• Description of the task: Scan the data below and pick out the lines containing the word "title".

- Opening Delimiter -

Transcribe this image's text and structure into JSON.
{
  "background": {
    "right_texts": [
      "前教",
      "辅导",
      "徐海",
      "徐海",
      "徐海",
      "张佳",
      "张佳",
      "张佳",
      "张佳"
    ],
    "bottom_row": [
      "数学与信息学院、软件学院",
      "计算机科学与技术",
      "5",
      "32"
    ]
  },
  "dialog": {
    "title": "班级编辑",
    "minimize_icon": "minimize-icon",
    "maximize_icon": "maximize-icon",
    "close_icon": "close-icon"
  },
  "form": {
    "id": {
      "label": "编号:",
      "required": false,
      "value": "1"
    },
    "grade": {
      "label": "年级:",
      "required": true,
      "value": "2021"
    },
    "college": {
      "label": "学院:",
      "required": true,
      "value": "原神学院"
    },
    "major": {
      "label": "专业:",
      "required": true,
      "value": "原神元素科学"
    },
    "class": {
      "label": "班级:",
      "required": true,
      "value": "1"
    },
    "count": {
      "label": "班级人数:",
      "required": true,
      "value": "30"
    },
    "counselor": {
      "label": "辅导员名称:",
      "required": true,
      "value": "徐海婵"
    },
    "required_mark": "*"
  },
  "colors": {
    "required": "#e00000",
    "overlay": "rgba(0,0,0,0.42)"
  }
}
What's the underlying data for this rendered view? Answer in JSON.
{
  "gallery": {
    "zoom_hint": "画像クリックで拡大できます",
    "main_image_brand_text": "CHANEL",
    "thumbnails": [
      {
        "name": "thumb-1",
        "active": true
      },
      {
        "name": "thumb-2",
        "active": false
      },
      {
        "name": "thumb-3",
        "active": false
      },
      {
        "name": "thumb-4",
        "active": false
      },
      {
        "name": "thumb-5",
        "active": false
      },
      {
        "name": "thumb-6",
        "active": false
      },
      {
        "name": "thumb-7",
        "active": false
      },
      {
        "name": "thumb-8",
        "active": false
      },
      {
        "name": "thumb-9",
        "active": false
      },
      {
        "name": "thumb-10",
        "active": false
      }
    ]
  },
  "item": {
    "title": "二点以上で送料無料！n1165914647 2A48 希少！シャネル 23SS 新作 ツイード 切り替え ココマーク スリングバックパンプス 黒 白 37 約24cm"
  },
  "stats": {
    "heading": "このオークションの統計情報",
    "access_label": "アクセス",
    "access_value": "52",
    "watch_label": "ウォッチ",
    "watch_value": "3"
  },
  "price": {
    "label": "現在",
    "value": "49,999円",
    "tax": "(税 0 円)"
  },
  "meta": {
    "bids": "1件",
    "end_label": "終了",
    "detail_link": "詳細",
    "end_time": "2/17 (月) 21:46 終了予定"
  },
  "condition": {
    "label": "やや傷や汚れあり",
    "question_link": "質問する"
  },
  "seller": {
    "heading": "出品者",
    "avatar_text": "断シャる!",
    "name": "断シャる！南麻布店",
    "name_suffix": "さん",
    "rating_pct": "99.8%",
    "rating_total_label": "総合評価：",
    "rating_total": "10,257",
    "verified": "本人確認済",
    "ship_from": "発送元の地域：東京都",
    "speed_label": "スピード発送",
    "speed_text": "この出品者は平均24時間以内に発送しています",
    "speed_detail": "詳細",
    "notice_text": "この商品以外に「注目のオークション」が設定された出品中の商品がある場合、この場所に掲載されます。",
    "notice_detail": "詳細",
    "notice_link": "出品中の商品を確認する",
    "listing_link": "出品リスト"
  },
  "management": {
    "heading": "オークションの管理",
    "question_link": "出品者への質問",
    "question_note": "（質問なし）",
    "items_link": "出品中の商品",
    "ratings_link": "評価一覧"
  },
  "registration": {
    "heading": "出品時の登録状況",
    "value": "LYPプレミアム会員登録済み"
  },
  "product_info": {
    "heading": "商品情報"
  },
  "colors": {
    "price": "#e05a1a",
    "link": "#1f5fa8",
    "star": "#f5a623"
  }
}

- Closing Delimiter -
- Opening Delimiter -

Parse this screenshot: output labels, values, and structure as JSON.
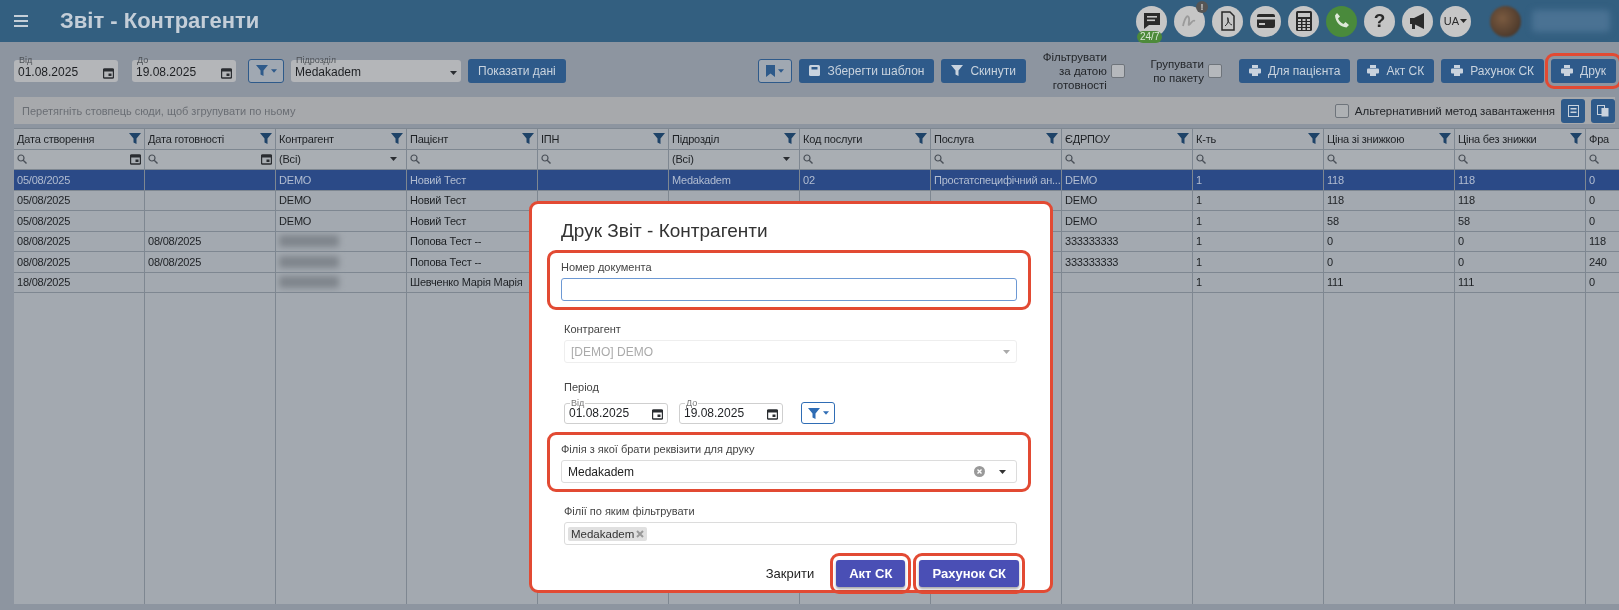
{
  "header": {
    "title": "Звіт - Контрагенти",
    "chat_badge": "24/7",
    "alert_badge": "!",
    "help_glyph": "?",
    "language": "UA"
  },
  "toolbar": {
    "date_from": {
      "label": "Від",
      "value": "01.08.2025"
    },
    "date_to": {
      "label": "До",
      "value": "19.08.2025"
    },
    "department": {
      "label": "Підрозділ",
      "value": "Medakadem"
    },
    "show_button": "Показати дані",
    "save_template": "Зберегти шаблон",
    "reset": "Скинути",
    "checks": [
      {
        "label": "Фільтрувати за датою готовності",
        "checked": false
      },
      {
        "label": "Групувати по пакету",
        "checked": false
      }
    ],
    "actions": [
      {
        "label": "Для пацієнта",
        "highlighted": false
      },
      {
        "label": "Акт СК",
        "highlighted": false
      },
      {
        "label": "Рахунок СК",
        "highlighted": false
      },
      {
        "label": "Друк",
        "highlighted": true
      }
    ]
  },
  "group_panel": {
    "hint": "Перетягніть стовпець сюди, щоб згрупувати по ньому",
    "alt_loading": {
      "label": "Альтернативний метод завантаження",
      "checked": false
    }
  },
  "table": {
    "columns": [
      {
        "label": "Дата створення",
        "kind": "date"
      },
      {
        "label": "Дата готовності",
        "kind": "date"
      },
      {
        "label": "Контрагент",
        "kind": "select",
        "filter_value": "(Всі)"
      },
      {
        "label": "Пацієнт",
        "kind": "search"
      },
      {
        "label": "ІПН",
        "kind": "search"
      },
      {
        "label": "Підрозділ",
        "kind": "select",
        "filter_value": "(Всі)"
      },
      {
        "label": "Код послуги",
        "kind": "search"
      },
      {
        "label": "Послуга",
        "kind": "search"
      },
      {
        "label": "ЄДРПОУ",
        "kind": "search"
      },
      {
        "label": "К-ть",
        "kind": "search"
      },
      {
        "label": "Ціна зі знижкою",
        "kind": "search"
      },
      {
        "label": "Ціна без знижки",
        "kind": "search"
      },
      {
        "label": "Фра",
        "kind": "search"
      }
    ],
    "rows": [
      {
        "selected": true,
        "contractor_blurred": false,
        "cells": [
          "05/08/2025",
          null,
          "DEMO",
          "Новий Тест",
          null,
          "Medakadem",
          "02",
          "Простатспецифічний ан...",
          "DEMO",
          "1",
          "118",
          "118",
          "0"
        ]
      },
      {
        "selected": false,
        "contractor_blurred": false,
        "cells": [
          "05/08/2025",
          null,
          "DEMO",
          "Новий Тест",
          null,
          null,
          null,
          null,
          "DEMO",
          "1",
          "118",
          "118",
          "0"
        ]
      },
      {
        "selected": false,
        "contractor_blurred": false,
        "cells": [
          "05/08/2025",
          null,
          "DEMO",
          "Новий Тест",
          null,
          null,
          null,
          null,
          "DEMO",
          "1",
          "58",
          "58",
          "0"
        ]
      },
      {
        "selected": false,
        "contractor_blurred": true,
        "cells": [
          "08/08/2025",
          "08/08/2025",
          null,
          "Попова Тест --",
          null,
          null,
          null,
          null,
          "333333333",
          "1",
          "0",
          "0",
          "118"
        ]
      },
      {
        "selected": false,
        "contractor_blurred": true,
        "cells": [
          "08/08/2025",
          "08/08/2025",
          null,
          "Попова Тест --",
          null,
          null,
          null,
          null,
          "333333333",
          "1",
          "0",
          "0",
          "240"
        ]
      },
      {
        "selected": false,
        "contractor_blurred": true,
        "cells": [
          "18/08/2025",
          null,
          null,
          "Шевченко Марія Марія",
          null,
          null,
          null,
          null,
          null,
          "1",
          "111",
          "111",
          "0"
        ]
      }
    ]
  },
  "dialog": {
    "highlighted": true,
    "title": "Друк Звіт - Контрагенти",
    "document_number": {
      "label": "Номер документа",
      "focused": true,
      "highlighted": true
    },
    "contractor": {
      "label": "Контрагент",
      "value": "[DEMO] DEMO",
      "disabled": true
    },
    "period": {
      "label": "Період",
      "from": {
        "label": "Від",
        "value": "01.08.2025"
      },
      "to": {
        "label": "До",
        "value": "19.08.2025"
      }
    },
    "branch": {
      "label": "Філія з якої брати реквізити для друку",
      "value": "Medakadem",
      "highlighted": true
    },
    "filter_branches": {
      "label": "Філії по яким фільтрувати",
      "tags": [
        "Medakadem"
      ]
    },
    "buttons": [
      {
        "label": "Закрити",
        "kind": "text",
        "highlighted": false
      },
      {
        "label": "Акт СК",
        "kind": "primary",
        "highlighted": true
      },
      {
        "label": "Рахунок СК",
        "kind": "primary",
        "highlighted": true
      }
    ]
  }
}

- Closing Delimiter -

• Written reply:
    "title": "班级编辑",
    "title": "二点以上で送料無料！n1165914647 2A48 希少！シャネル 23SS 新作 ツイード 切り替え ココマーク スリングバックパンプス 黒 白 37 約24cm"
    "title": "Звіт - Контрагенти",
    "title": "Друк Звіт - Контрагенти",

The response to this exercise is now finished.